EXERCISE INPUTS
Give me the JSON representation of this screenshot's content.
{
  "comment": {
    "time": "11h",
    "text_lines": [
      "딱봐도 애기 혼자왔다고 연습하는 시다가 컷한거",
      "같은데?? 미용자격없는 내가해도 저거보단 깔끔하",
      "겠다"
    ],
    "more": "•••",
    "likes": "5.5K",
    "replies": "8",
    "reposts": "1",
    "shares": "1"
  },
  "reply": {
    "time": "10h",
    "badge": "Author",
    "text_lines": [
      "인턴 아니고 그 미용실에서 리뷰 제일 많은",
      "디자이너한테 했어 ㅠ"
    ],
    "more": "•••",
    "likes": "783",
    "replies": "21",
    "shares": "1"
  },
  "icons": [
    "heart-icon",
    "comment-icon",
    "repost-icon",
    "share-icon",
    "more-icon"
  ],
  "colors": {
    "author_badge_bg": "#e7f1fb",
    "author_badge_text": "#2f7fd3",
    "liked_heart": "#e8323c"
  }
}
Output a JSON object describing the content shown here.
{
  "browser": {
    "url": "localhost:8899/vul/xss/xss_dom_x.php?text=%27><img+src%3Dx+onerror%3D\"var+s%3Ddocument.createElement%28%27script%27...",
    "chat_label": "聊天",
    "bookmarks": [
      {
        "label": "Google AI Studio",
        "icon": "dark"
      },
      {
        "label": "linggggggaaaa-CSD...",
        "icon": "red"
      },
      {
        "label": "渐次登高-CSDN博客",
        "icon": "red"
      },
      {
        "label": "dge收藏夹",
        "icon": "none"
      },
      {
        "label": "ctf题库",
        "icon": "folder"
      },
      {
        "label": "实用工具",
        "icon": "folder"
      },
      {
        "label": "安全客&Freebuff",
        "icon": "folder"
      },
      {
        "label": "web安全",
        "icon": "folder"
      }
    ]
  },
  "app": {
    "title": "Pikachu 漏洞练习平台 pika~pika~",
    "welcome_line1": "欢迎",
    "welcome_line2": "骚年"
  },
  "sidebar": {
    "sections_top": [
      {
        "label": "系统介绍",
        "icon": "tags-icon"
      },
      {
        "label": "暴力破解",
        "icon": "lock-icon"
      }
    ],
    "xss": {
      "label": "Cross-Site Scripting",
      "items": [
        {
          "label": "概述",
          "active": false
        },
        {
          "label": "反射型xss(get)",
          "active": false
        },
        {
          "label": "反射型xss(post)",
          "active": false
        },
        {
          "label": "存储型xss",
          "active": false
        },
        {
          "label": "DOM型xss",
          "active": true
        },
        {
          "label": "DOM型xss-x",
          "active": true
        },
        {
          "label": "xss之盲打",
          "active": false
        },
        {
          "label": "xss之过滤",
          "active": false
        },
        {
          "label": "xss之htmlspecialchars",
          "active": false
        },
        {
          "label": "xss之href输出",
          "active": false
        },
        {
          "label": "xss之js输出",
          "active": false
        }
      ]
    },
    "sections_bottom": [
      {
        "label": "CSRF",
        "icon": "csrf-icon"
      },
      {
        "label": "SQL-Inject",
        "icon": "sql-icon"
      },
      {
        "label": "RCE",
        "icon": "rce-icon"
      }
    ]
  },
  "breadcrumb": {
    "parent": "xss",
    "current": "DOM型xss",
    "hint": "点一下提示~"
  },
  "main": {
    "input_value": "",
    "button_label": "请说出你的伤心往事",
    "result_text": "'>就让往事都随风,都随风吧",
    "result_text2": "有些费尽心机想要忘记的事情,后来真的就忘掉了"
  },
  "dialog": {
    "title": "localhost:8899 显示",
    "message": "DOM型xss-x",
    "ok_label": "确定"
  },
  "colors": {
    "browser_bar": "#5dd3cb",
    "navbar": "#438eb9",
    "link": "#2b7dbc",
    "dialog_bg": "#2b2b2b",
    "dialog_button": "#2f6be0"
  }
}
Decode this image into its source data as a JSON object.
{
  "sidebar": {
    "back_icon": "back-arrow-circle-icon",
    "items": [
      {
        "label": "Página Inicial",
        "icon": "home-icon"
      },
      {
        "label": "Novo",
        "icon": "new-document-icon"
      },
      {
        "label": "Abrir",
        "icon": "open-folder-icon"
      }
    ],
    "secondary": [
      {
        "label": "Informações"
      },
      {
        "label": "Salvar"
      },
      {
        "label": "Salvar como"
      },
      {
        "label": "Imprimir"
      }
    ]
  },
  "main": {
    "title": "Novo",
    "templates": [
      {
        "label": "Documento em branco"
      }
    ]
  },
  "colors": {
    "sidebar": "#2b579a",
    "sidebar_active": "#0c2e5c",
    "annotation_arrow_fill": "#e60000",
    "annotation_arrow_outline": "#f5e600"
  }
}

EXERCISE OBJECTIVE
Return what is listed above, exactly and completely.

SOLUTION
Give me the JSON representation of this screenshot's content.
{
  "comment": {
    "time": "11h",
    "text_lines": [
      "딱봐도 애기 혼자왔다고 연습하는 시다가 컷한거",
      "같은데?? 미용자격없는 내가해도 저거보단 깔끔하",
      "겠다"
    ],
    "more": "•••",
    "likes": "5.5K",
    "replies": "8",
    "reposts": "1",
    "shares": "1"
  },
  "reply": {
    "time": "10h",
    "badge": "Author",
    "text_lines": [
      "인턴 아니고 그 미용실에서 리뷰 제일 많은",
      "디자이너한테 했어 ㅠ"
    ],
    "more": "•••",
    "likes": "783",
    "replies": "21",
    "shares": "1"
  },
  "icons": [
    "heart-icon",
    "comment-icon",
    "repost-icon",
    "share-icon",
    "more-icon"
  ],
  "colors": {
    "author_badge_bg": "#e7f1fb",
    "author_badge_text": "#2f7fd3",
    "liked_heart": "#e8323c"
  }
}
Output a JSON object describing the content shown here.
{
  "browser": {
    "url": "localhost:8899/vul/xss/xss_dom_x.php?text=%27><img+src%3Dx+onerror%3D\"var+s%3Ddocument.createElement%28%27script%27...",
    "chat_label": "聊天",
    "bookmarks": [
      {
        "label": "Google AI Studio",
        "icon": "dark"
      },
      {
        "label": "linggggggaaaa-CSD...",
        "icon": "red"
      },
      {
        "label": "渐次登高-CSDN博客",
        "icon": "red"
      },
      {
        "label": "dge收藏夹",
        "icon": "none"
      },
      {
        "label": "ctf题库",
        "icon": "folder"
      },
      {
        "label": "实用工具",
        "icon": "folder"
      },
      {
        "label": "安全客&Freebuff",
        "icon": "folder"
      },
      {
        "label": "web安全",
        "icon": "folder"
      }
    ]
  },
  "app": {
    "title": "Pikachu 漏洞练习平台 pika~pika~",
    "welcome_line1": "欢迎",
    "welcome_line2": "骚年"
  },
  "sidebar": {
    "sections_top": [
      {
        "label": "系统介绍",
        "icon": "tags-icon"
      },
      {
        "label": "暴力破解",
        "icon": "lock-icon"
      }
    ],
    "xss": {
      "label": "Cross-Site Scripting",
      "items": [
        {
          "label": "概述",
          "active": false
        },
        {
          "label": "反射型xss(get)",
          "active": false
        },
        {
          "label": "反射型xss(post)",
          "active": false
        },
        {
          "label": "存储型xss",
          "active": false
        },
        {
          "label": "DOM型xss",
          "active": true
        },
        {
          "label": "DOM型xss-x",
          "active": true
        },
        {
          "label": "xss之盲打",
          "active": false
        },
        {
          "label": "xss之过滤",
          "active": false
        },
        {
          "label": "xss之htmlspecialchars",
          "active": false
        },
        {
          "label": "xss之href输出",
          "active": false
        },
        {
          "label": "xss之js输出",
          "active": false
        }
      ]
    },
    "sections_bottom": [
      {
        "label": "CSRF",
        "icon": "csrf-icon"
      },
      {
        "label": "SQL-Inject",
        "icon": "sql-icon"
      },
      {
        "label": "RCE",
        "icon": "rce-icon"
      }
    ]
  },
  "breadcrumb": {
    "parent": "xss",
    "current": "DOM型xss",
    "hint": "点一下提示~"
  },
  "main": {
    "input_value": "",
    "button_label": "请说出你的伤心往事",
    "result_text": "'>就让往事都随风,都随风吧",
    "result_text2": "有些费尽心机想要忘记的事情,后来真的就忘掉了"
  },
  "dialog": {
    "title": "localhost:8899 显示",
    "message": "DOM型xss-x",
    "ok_label": "确定"
  },
  "colors": {
    "browser_bar": "#5dd3cb",
    "navbar": "#438eb9",
    "link": "#2b7dbc",
    "dialog_bg": "#2b2b2b",
    "dialog_button": "#2f6be0"
  }
}
Decode this image into its source data as a JSON object.
{
  "sidebar": {
    "back_icon": "back-arrow-circle-icon",
    "items": [
      {
        "label": "Página Inicial",
        "icon": "home-icon"
      },
      {
        "label": "Novo",
        "icon": "new-document-icon"
      },
      {
        "label": "Abrir",
        "icon": "open-folder-icon"
      }
    ],
    "secondary": [
      {
        "label": "Informações"
      },
      {
        "label": "Salvar"
      },
      {
        "label": "Salvar como"
      },
      {
        "label": "Imprimir"
      }
    ]
  },
  "main": {
    "title": "Novo",
    "templates": [
      {
        "label": "Documento em branco"
      }
    ]
  },
  "colors": {
    "sidebar": "#2b579a",
    "sidebar_active": "#0c2e5c",
    "annotation_arrow_fill": "#e60000",
    "annotation_arrow_outline": "#f5e600"
  }
}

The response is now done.